Requirement :: Note each line in the data below that holds "question", and copy it.

[Recorded data]

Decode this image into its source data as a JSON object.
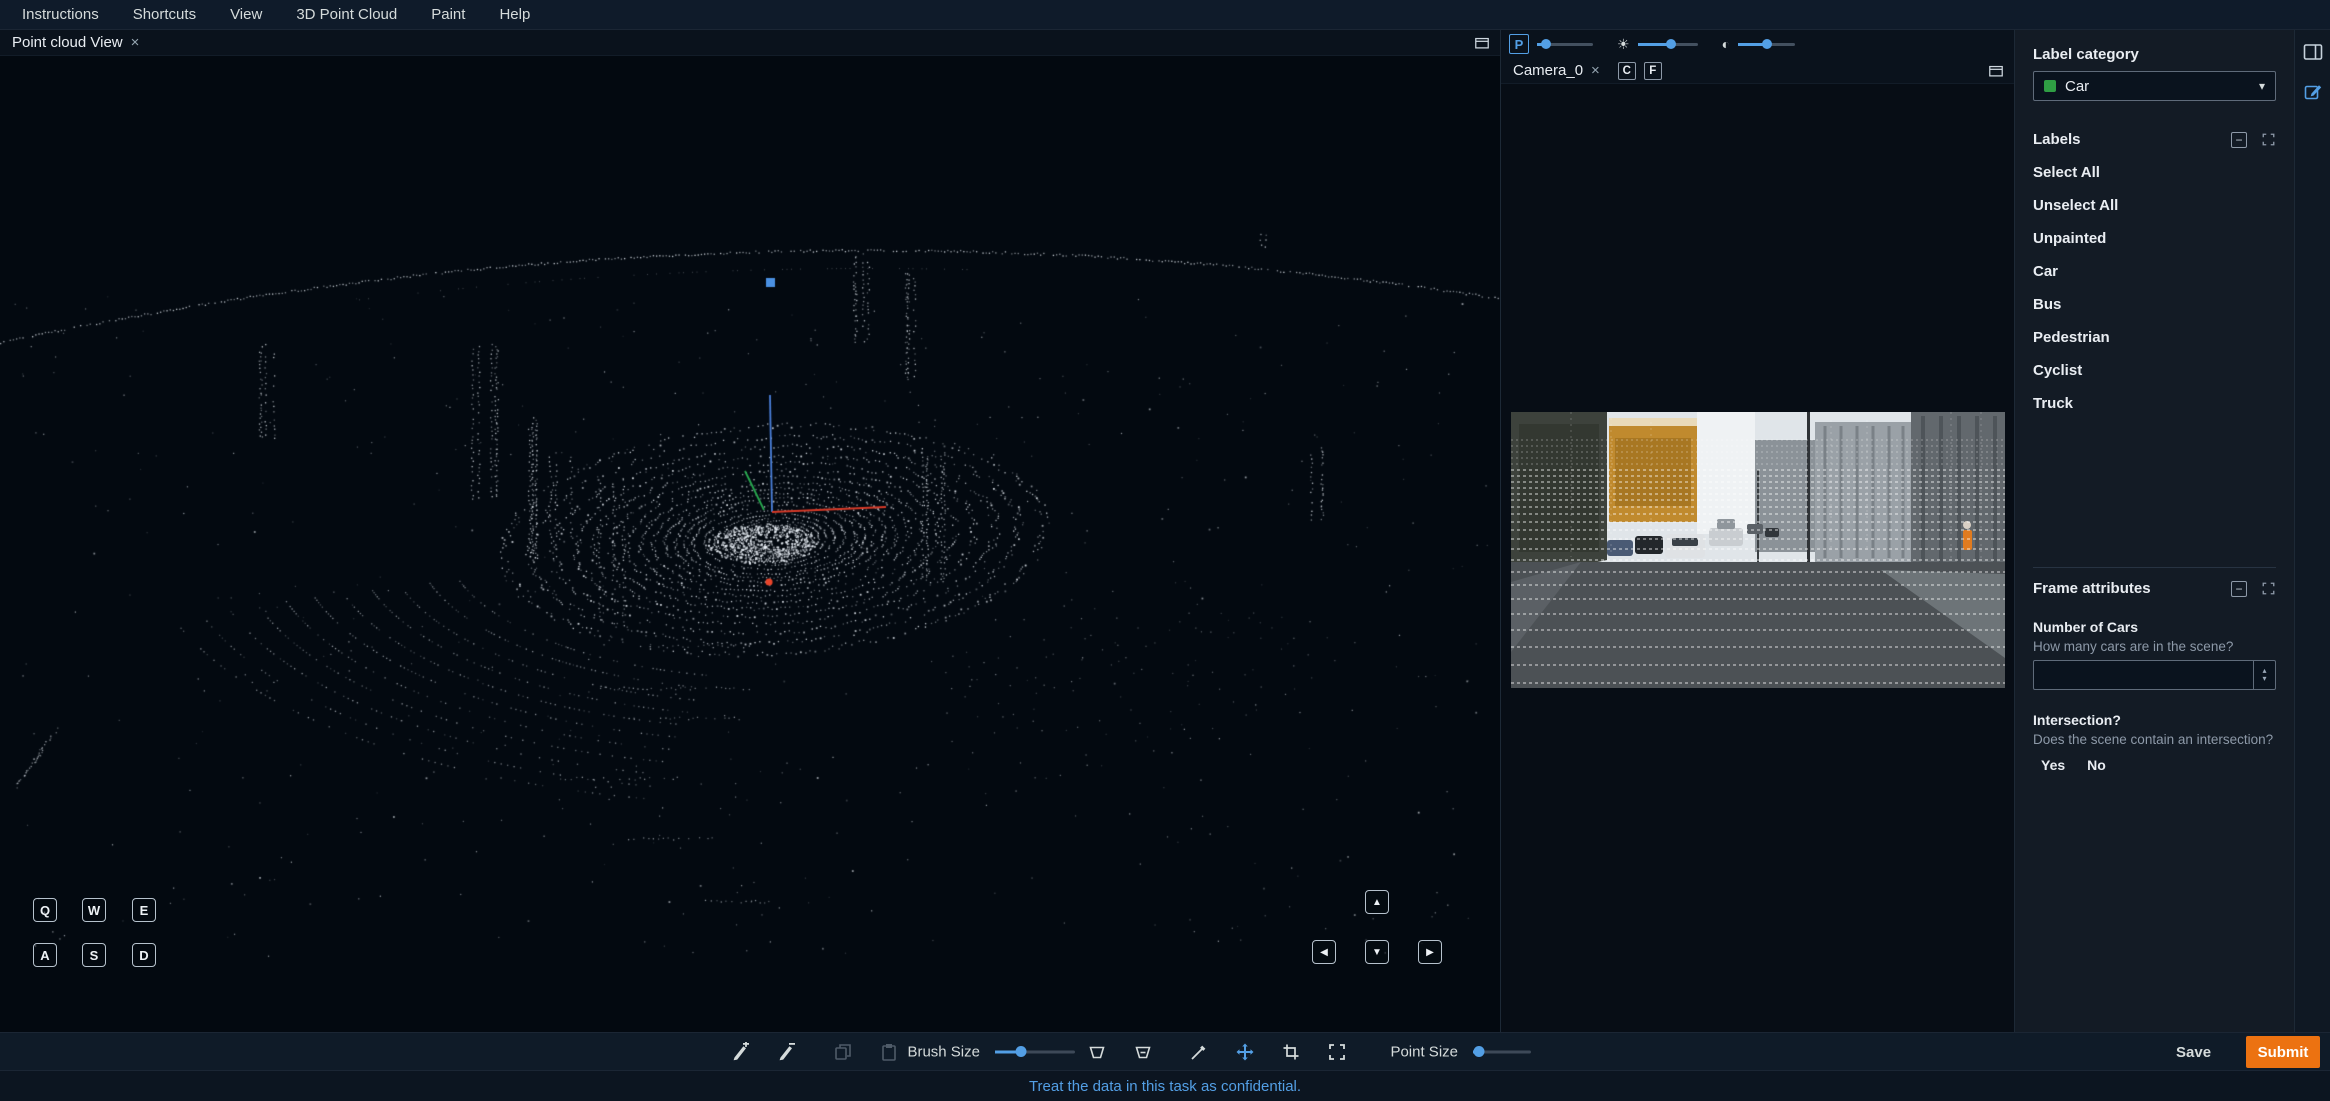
{
  "menu": {
    "items": [
      "Instructions",
      "Shortcuts",
      "View",
      "3D Point Cloud",
      "Paint",
      "Help"
    ]
  },
  "pointcloud_view": {
    "tab_title": "Point cloud View"
  },
  "camera_view": {
    "tab_title": "Camera_0",
    "c_label": "C",
    "f_label": "F"
  },
  "view_controls": {
    "p_label": "P"
  },
  "keyboard": {
    "keys": [
      "Q",
      "W",
      "E",
      "A",
      "S",
      "D"
    ]
  },
  "label_category": {
    "title": "Label category",
    "selected": "Car",
    "swatch_color": "#2f9e44"
  },
  "labels_panel": {
    "title": "Labels",
    "items": [
      "Select All",
      "Unselect All",
      "Unpainted",
      "Car",
      "Bus",
      "Pedestrian",
      "Cyclist",
      "Truck"
    ]
  },
  "frame_attributes": {
    "title": "Frame attributes",
    "number_of_cars": {
      "label": "Number of Cars",
      "question": "How many cars are in the scene?",
      "value": ""
    },
    "intersection": {
      "label": "Intersection?",
      "question": "Does the scene contain an intersection?",
      "yes": "Yes",
      "no": "No"
    }
  },
  "bottom_toolbar": {
    "brush_size_label": "Brush Size",
    "point_size_label": "Point Size",
    "save": "Save",
    "submit": "Submit"
  },
  "footer": {
    "confidential_note": "Treat the data in this task as confidential."
  },
  "icons": {
    "close": "×",
    "sun": "☀",
    "contrast": "◐",
    "caret_down": "▾",
    "minus": "−",
    "spin_up": "▴",
    "spin_down": "▾",
    "arrow_up": "▲",
    "arrow_left": "◀",
    "arrow_down": "▼",
    "arrow_right": "▶"
  },
  "colors": {
    "accent": "#539fe5",
    "submit_orange": "#ec7211",
    "label_green": "#2f9e44"
  }
}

Answer section ::
      "question": "How many cars are in the scene?",
      "question": "Does the scene contain an intersection?",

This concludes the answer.